GOAL OF THE EXERCISE: How many lines in the data that follows contain the word "title"? Only that number is needed.

[RECORDS TO USE Boundary: Start]

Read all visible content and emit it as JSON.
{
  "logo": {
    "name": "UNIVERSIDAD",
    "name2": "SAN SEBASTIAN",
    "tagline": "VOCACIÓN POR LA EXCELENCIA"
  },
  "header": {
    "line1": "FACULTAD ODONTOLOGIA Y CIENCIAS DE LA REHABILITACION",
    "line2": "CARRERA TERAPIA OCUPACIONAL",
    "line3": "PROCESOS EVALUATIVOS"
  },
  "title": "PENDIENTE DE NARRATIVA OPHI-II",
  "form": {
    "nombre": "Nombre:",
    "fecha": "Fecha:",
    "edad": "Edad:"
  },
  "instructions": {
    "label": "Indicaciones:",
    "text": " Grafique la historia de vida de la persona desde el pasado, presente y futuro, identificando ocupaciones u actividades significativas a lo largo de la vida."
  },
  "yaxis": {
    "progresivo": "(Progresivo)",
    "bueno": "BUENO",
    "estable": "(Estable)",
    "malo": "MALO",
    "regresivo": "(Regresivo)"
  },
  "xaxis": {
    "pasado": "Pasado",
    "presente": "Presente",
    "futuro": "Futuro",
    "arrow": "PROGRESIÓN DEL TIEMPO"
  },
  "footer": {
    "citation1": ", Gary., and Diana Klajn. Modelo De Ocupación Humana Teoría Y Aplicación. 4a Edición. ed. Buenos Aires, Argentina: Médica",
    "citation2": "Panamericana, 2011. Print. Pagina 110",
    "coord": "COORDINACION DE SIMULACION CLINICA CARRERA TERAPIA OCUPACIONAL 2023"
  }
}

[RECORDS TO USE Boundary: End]
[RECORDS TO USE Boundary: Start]

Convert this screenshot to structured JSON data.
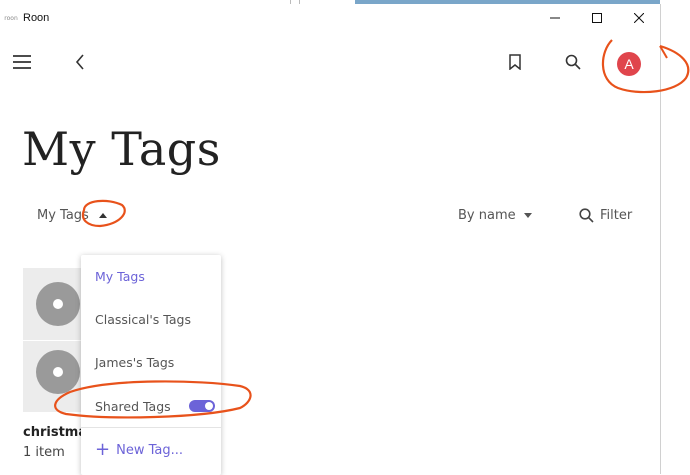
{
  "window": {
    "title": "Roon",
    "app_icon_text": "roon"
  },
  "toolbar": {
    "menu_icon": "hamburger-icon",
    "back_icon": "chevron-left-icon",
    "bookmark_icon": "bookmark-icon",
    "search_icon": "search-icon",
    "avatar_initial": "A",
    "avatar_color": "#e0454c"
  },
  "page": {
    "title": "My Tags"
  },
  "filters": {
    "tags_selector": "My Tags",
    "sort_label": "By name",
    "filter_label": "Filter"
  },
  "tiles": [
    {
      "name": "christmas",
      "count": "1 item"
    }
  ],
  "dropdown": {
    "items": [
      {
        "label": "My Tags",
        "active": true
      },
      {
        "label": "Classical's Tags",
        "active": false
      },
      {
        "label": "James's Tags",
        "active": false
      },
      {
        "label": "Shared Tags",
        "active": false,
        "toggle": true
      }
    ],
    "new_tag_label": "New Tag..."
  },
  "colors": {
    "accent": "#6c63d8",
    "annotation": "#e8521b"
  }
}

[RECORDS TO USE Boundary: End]

WRITTEN SOLUTION: 3